Guillermo del Toro and Vanessa Taylor penned the script together and they do a sublime job. The Shape of Water is endlessly original and regularly defies conventions. It will often jump from genre to genre, but a never once feel jarring. They give each character a rich arch and backstory, allowing the actors to really delve into their performances. The pair have crafted a riveting plot and built a detailed and lived-in world. The dialogue is honest, hilarious, and it feels as if you’re watching a dream. The plot kept me guessing and while some aspects may be seen as cheesy or overly sentimental, it’s presented in such a way that it just works. On the surface, The Shape of Water may seem weird and strange, and it definitely is, but if you get over that, there is a lot to love.
The Shape Of Water has a fantastic cast. Sally Hawkins does a phenomenal job in the lead role, giving a subdued and powerful performance. She feels like a real human, bruises and all. Octavia Spencer fit her role very well and was a blast whenever she was on screen. Micheal Shannon crushes his role and continues to be one of the best working actors. Michael Stuhlbarg also continues to have a great year. With this, Call Me by Your Name, The Post, and Fargo, he may be the most accomplished actor of the year. My favorite performance has to go to Richard Jenkins. He is splendid here, playing a charming, damaged man who, in the wrong hands, easily could have been a throwaway character. Now, I’d be remiss if I didn’t give a shout out to Doug Jones, who as expected, kills it. The Andy Serkis of practical effects, he continues to be the king of his craft. He conveys so much emotion through his suit and is a great addition to the world of movie monsters. They all deserve the awards buzz they’re getting and frankly deserve to win.
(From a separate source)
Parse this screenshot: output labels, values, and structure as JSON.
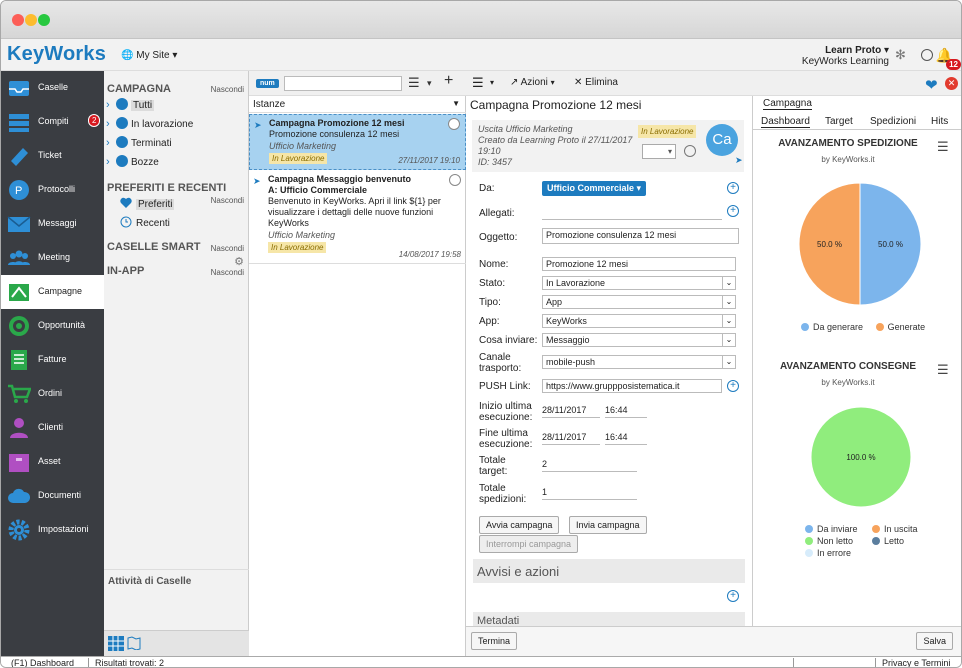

I’m just gonna say it, this is a technical masterpiece. The production design is to die for, with rich and detailed sets, The Shape of Water is a marvel. The cinematography is fantastic, painting the screen with deep blues and almost every shade of green imaginable. The editing may at times get choppy, but what you’re looking at is so damn pretty, you forget. The score is dazzling and enchanting and makes this movie even more of a classic. Every frame of this could be a painting, and I want to eat the world up. I would have expected nothing less from del Toro because even when his projects that aren’t the best, they’re beautiful to look at, ala Crimson Peak. I’m just glad the rest of the movie is as good because I really just loved everything about this.
The Shape of Water gets better the more I think about it. With fantastic performances, dazzling cinematography and production design, and a wholly original plot, The Shape of Water is basically already a classic. Go see it. 5/5